"I am against PEDs and always will be," Holliday said. "I'm also a forgiving person. He served his suspension and those are the rules of the game. I'm happy to have him as a teammate.
"He took the suspension, served it. His teammates in Detroit welcomed him back. I don't think it's necessarily something that he has to address. If he did, if he wants to, then that's his prerogative. I don't think as his teammates, that's anything we expect."
Holliday has not yet had a chance to meet Peralta, though he did send the 31-year-old shortstop a text message welcoming him to the club after the signing.
Holliday also emphasized on Monday that while he has publicly advocated for lengthier suspensions in the ongoing pursuit of a clean game, his opinion is hardly unique.
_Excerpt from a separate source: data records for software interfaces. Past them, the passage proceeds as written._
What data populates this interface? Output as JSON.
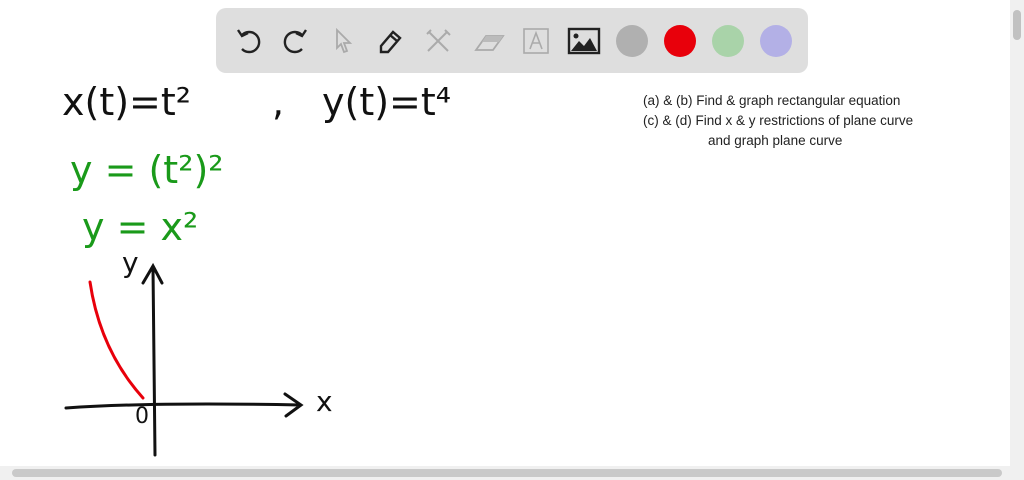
{
  "toolbar": {
    "tools": [
      "undo-icon",
      "redo-icon",
      "pointer-icon",
      "pencil-icon",
      "tools-icon",
      "eraser-icon",
      "text-icon",
      "image-icon"
    ],
    "colors": {
      "gray": "#b0b0b0",
      "red": "#e8000b",
      "green": "#a9d3a9",
      "purple": "#b3b0e6"
    }
  },
  "notes": {
    "line1": "(a) & (b) Find & graph rectangular equation",
    "line2": "(c) & (d) Find x & y restrictions of plane curve",
    "line3": "and graph plane curve"
  },
  "handwriting": {
    "x_eq": "x(t)=t²",
    "comma": ",",
    "y_eq": "y(t)=t⁴",
    "sub1": "y = (t²)²",
    "sub2": "y = x²",
    "y_label": "y",
    "x_label": "x",
    "origin_label": "0"
  }
}
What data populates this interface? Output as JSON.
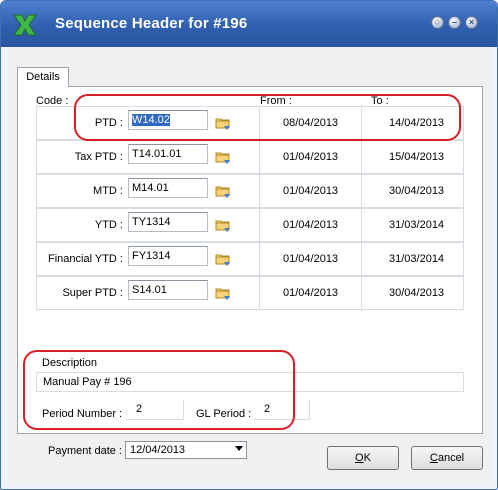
{
  "window": {
    "title": "Sequence Header for #196",
    "controls": [
      "restore-icon",
      "minimize-icon",
      "close-icon"
    ]
  },
  "tabs": [
    {
      "label": "Details",
      "selected": true
    }
  ],
  "headers": {
    "code": "Code :",
    "from": "From :",
    "to": "To :"
  },
  "rows": [
    {
      "label": "PTD :",
      "code": "W14.02",
      "from": "08/04/2013",
      "to": "14/04/2013",
      "selected": true
    },
    {
      "label": "Tax PTD :",
      "code": "T14.01.01",
      "from": "01/04/2013",
      "to": "15/04/2013"
    },
    {
      "label": "MTD :",
      "code": "M14.01",
      "from": "01/04/2013",
      "to": "30/04/2013"
    },
    {
      "label": "YTD :",
      "code": "TY1314",
      "from": "01/04/2013",
      "to": "31/03/2014"
    },
    {
      "label": "Financial YTD :",
      "code": "FY1314",
      "from": "01/04/2013",
      "to": "31/03/2014"
    },
    {
      "label": "Super PTD :",
      "code": "S14.01",
      "from": "01/04/2013",
      "to": "30/04/2013"
    }
  ],
  "description": {
    "label": "Description",
    "value": "Manual Pay # 196"
  },
  "period": {
    "label": "Period Number :",
    "value": "2"
  },
  "gl_period": {
    "label": "GL Period :",
    "value": "2"
  },
  "payment_date": {
    "label": "Payment date :",
    "value": "12/04/2013"
  },
  "buttons": {
    "ok": "OK",
    "cancel": "Cancel"
  },
  "colors": {
    "titlebar": "#2f5fae",
    "annotation": "#d91f26",
    "selection": "#3069c4"
  }
}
Holliday merely fields more PED-related questions because of how outspoken he has been on the topic in past interviews.
"I don't think I'm any different than anyone else, other than being a player who has played a long time and had a platform to say that," Holliday said. "I think all players who are clean are against it. We all want a level playing field so that at the end of our careers we can say, 'This is how I matched up against other guys who were doing it the right way'. I think all players who are clean are very much against PEDs and trying to get them out of the game. How are we going to do that? Well, the only way that I know is to make the suspension harsher."
• Peter Bourjos made his first public appearance as a Cardinal on Monday, but said he was already well prepared for the welcome he received from fans. He had Albert Pujols, a teammate of Bourjos' in Anaheim, to thank for the scouting report.
"He said it's awesome," Bourjos said. "He called me the day I got traded, and he was really happy for me. He couldn't tell me nice enough things about playing for the Cardinals and the town and everything. He said the fans understand the game and they're going to root for both sides; if a guy makes a nice play for the other side, they're going to cheer for him. They understand the game of baseball and how it is supposed to be played. That's something that is nice to hear."
• The Cardinals plan to have as many as eight pitchers vie for a starting rotation spot during Spring Training. Said manager Mike Matheny on that competition: "I would say it's fierce. I want these guys all showing up competing, no matter who they are or how long they've been around or what accolades they've been given. That mindset that I have to come out and earn my job is real important. That's something we've been very, very blessed around here to have."
• According to Matheny, Jaime Garcia will not have a modified Spring Training plan this year. Garcia, who has wrapped up his rehab work from left shoulder surgery, will be one of those pitchers battling for a place in the rotation.
• The St. Louis Baseball writers hosted their annual awards dinner on Sunday night, during which Tony La Russa was celebrated for his recent election into the National Baseball Hall of Fame. At the end of his speech, La Russa noted that the best decision John Mozeliak will make during his tenure as general manager was hiring Matheny to replace La Russa.
A day later, Matheny, who was also honored at the dinner, admitted to being totally caught off guard by the compliment.
"When you hear one of the greatest managers of all time pay a compliment to the organization, to Mo and to myself that's something that I just don't dismiss," Matheny said. "I also realize that he knows, too, that I walked into a really good situation here, and it's something that I'm very, very grateful for. And he knows, too, that I have got a long way to go and that I've been fortunate to use him as a resource to help me move in a positive direction. So I took that as a great compliment from one of the greatest baseball minds I've ever been around."
Jenifer Langosch is a reporter for MLB.com. Read her blog, By Gosh, It's Langosch, and follow her on Twitter @LangoschMLB. This story was not subject to the approval of Major League Baseball or its clubs.